Audience & Purpose
Principals have four potential audiences. Principals can direct their blog posts to student and parents, the community, staff members, and principals and area superintendents. Each of these audiences can have a specific purpose for each blog post. For example, administrators can blog to students and parents about school culture, mandates and policies, educational trends, school news, nuts and bolts, and celebrations. An administrator may have similar blog post to share with the community, but may do so using a different platform than that used to reach students and parents. Administrators may use the school website to reach students and parents, but use Facebook, Twitter, and YouTube to reach the community.
Principals will have much different content to share with their staff members. This may blog posts about their philosophies and beliefs, school issues, curriculum topics, data and instruction, technology integration, and professional development topics. Lastly, principals will blog very differently when they target fellow principals and area superintendents.These blog posts will probably be very transparent and reflective.
Blogging Best Practices
There are many options for best practices related to principals blogging. Here are five that I derived from the book Hacking Leadership.
1. Plan – there are many things to plan. Plan about the topics for blog posts, the platform you will use, the frequency of your posts, and the schedule you will follow.
2. Constant Flow – there is one shortcoming that will cause your audience to fall away and that is not posting on a regimented schedule. You will have followers. They will be looking forward to your posts. You do not want to be inconsistent. Select a specific day to post on and always post on that day or days.
3. Dynamic & Relevant – capture your audience by relating to them. A dynamic post will include multimedia and new content that your audience can relate to and apply.
4. Transparent & Reflective – This may be a challenge for admin. What I mean is that there are times when an administrator should not be transparent or reflective. When we reflect, we talk about what we learned and sometimes admit we made mistakes. This may not be something a principal would want to include in a blog post to student, parents, or the community; however, there may be times when this would be appropriate. Admin will mostly be transparent and reflective with their area superintendents, but could be inspiring to their staff members.
5. Reply – blogging gives your audience the opportunity to comment to your blog posts. Reply to the comments to spur discourse. This will hook your audience and communicate to them that you are engaged with them and present.
Digital Tools and Platforms for Blogging

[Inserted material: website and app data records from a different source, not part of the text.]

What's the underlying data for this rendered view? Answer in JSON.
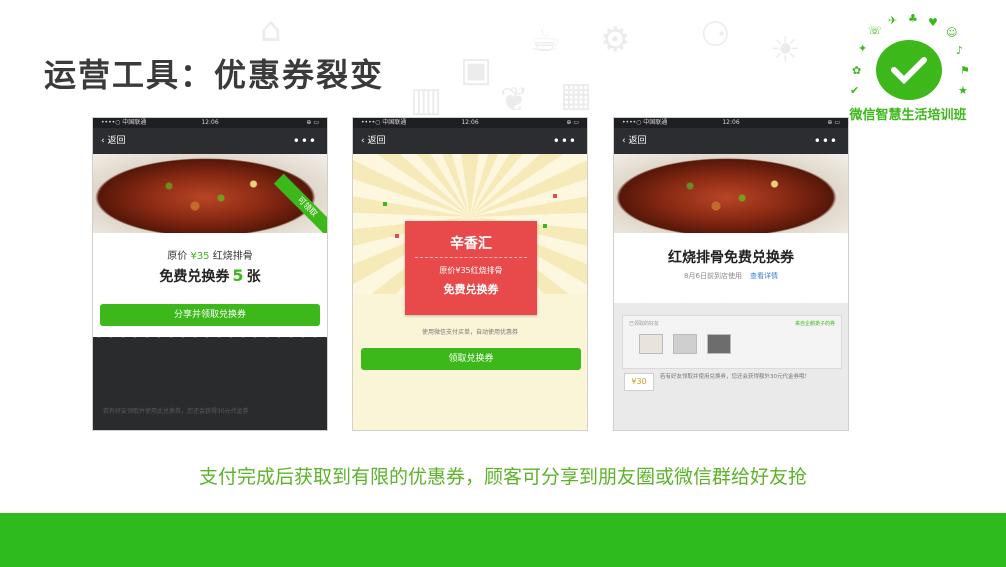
{
  "slide": {
    "title": "运营工具：优惠券裂变",
    "caption": "支付完成后获取到有限的优惠券，顾客可分享到朋友圈或微信群给好友抢",
    "accent_color": "#3cb81a",
    "bottom_bar_color": "#2dbb1d"
  },
  "logo": {
    "text": "微信智慧生活培训班",
    "icon": "wechat-chat-bubble-icon"
  },
  "phones": {
    "status": {
      "carrier": "••••○ 中国联通 ",
      "time": "12:06",
      "battery": "⊕ ▭"
    },
    "nav": {
      "back": "‹ 返回",
      "more": "•••"
    },
    "p1": {
      "ribbon": "可领取",
      "price_line": {
        "prefix": "原价",
        "price": "¥35",
        "item": "红烧排骨"
      },
      "main_line": {
        "prefix": "免费兑换券",
        "count": "5",
        "suffix": "张"
      },
      "button": "分享并领取兑换券",
      "footer": "若有好友领取并使用此兑换券，您还会获得30元代金券"
    },
    "p2": {
      "brand": "辛香汇",
      "coupon_line1": "原价¥35红烧排骨",
      "coupon_line2": "免费兑换券",
      "hint": "使用微信支付买单，自动使用优惠券",
      "button": "领取兑换券"
    },
    "p3": {
      "title": "红烧排骨免费兑换券",
      "subtitle": "8月6日前到店使用",
      "link": "查看详情",
      "friends_label": "已领取的好友",
      "friends_link": "来自企鹅弟子的券",
      "reward_amount": "¥30",
      "reward_text": "若有好友领取并使用兑换券，您还会获得额外30元代金券哦！"
    }
  }
}
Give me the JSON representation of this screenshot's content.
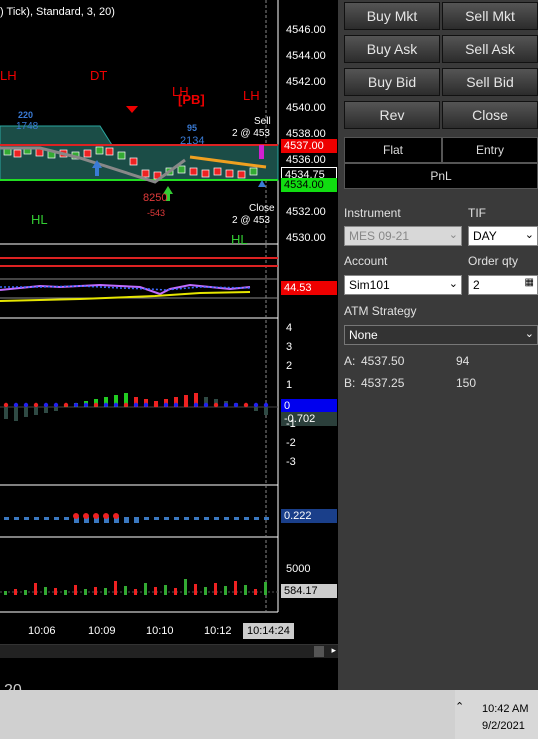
{
  "chart": {
    "title": ") Tick), Standard, 3, 20)",
    "price_labels": [
      "4546.00",
      "4544.00",
      "4542.00",
      "4540.00",
      "4538.00",
      "4536.00",
      "4534.00",
      "4532.00",
      "4530.00"
    ],
    "tags": {
      "last_red": "4537.00",
      "last_black": "4534.75",
      "last_green": "4534.00",
      "indicator1": "44.53",
      "osc_zero": "0",
      "osc_value": "-0.702",
      "macd_value": "0.222",
      "vol_value": "584.17"
    },
    "osc_axis": [
      "4",
      "3",
      "2",
      "1",
      "-1",
      "-2",
      "-3"
    ],
    "vol_axis": "5000",
    "time_labels": [
      "10:06",
      "10:09",
      "10:10",
      "10:12"
    ],
    "time_current": "10:14:24",
    "annotations": {
      "lh1": "LH",
      "dt": "DT",
      "lh2": "LH",
      "pb": "[PB]",
      "lh3": "LH",
      "hl1": "HL",
      "hl2": "HL",
      "n220": "220",
      "n95": "95",
      "n2134": "2134",
      "n8250": "8250",
      "n543": "-543",
      "sell": "Sell",
      "sell_qty": "2 @ 453",
      "close": "Close",
      "close_qty": "2 @ 453",
      "n1748": "1748"
    },
    "bottom_left_text": "20"
  },
  "panel": {
    "buttons": [
      {
        "label": "Buy Mkt"
      },
      {
        "label": "Sell Mkt"
      },
      {
        "label": "Buy Ask"
      },
      {
        "label": "Sell Ask"
      },
      {
        "label": "Buy Bid"
      },
      {
        "label": "Sell Bid"
      },
      {
        "label": "Rev"
      },
      {
        "label": "Close"
      }
    ],
    "flat": "Flat",
    "entry": "Entry",
    "pnl": "PnL",
    "instrument_label": "Instrument",
    "instrument_value": "MES 09-21",
    "tif_label": "TIF",
    "tif_value": "DAY",
    "account_label": "Account",
    "account_value": "Sim101",
    "orderqty_label": "Order qty",
    "orderqty_value": "2",
    "atm_label": "ATM Strategy",
    "atm_value": "None",
    "ask_label": "A:",
    "ask_price": "4537.50",
    "ask_size": "94",
    "bid_label": "B:",
    "bid_price": "4537.25",
    "bid_size": "150"
  },
  "taskbar": {
    "time": "10:42 AM",
    "date": "9/2/2021"
  }
}
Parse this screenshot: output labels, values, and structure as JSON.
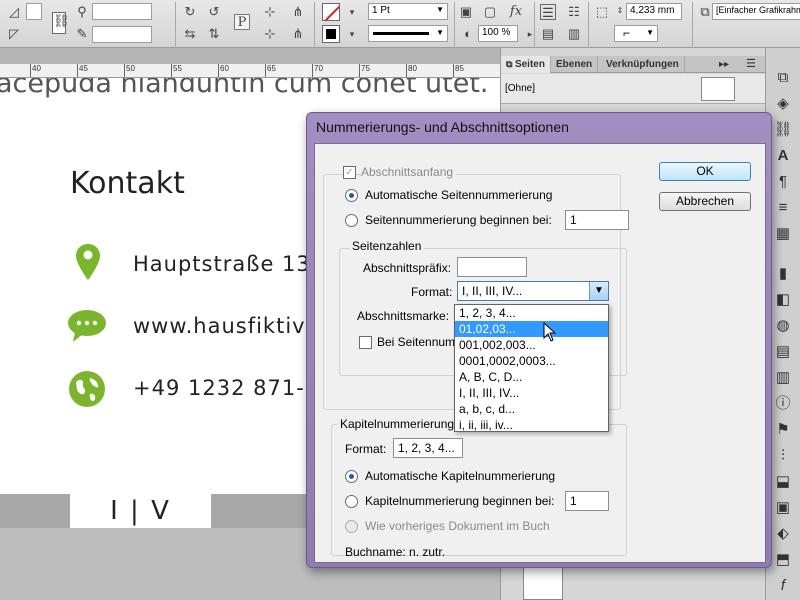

In the WCPSS there are two options for principals. Admin can use Schoolwires or Blogger. This is not the venue to get discuss the technical details of these two platforms. I recommend you contact your area DLC to support you in your blogging expeditions.